Calculating Your Net MRR/ARR
Calculating your net MRR is a simple process which gives great insight into how your business is performing.
To calculate this key metric, determine a period of time you wish to examine– let’s say a month– and determine your baseline MRR at the beginning of that time. Once the month is over, re-examine your MRR by adding in any new customers, account upgrades, and other incoming revenue. Then, subtract from this figure any negative revenue such as account downgrades, churned customers, and overall churned revenue.
Planning Ahead: Not Your Average P&L Curve
When determining the level of funding needed to expand your SaaS company, there are some quirks about start-up costs you will need to take into consideration.
Unlike in other businesses, SaaS often requires more front-end financial commitment than most start-ups. In fact, in the early months of growing your business, it is normal (and even expected) to be functioning at a negative profit.
This is an SaaS specific quirks– when you are beginning to grow your company expect a greater loss margin at first. In fact, companies which lean into this lost and continually reinvest their profits in the short term into sales tactics and lead generation often see larger growth down the road, even though in the present moment they often need a little more funding to get the project going.
In order to combat this, you want the fewest number of months to recover your CAC as possible. The shorter your turn-around time, the quicker you will recover your initial expenses.

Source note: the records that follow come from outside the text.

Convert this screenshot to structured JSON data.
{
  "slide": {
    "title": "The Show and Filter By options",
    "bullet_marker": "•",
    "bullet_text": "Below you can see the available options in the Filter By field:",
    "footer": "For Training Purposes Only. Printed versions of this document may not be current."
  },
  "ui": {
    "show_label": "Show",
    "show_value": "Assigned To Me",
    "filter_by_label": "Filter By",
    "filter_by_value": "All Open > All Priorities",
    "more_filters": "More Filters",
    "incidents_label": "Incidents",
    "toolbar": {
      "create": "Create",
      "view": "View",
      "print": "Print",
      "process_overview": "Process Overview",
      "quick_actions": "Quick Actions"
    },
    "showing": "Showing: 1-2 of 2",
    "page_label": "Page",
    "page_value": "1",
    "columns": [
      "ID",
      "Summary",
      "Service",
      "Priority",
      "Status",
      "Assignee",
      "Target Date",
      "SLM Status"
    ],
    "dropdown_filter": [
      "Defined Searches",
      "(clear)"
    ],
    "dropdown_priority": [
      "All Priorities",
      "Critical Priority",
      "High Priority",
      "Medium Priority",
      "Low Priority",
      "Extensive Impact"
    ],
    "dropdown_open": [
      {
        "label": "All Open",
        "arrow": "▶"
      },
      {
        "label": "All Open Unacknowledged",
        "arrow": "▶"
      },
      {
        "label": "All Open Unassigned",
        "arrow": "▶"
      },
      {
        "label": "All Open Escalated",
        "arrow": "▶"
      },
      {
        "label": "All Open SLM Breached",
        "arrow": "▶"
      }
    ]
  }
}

Important metrics to assess when determining the financial implication of investing in marketing to grow your client base is your LTV and your CAC. These metrics will give insight into the efficacy and efficiency of your client acquisition methods in addition to your ability to retain them.
The Upsell: Variable Pricing
Customers and businesses alike benefit from tiered service systems– it allows companies to target high-paying customers while also allowing clients to get the most bang for their buck.
There are a few principals at play making variable pricing a logical next step for growing SaaS businesses:
It is easier to sell to existing customers than new customers
When working with SaaS, it is important to make your service integral to the workflow needs of your clients.
Once they build your software into their routine, these customers will be far more likely to continue purchasing more featured and advanced versions of your product that cater to their needs. This allows them to continue working with familiar platforms that provide them with necessary services while keeping them engaged with your services.
It increases customer lifetime and reduce customer churn rate
When customers begin to rely on your service as a way to support their workflow, they will often stay with your company for the long haul. This means their overall LTV to CAC ratio is much lower, resulting in each client bringing in a higher profit margin than before.
It creates the opportunity for upfront payments and promotions
Finally, tiered and variable pricing allows you to offer promotions that can win upfront payment.
One popular example of such promotions is offering clients a reduced rate on a monthly service by asking for a year payment upfront. Not only will this secure a lower churn rate and higher LTV for that customer, but it will also give you more funding to work with in the short term. These funds can be put toward covering financial shortages during the initial expansion process while leaving room to further invest in lead generation, marketing, and sales.
When You Need a Funding Boost
Many times what gets in the way of a SaaS company reaching their full growth potential is not having the funds to function at that initial negative profit while leads and sales are being discovered.
At RevTek, we take qualifying companies and help them reach their expansion goals by giving them the financial support where it’s most needed. With a full staff of experienced entrepreneurs, we can help businesses assess their strengths, weaknesses, and help them refine and achieve their goals.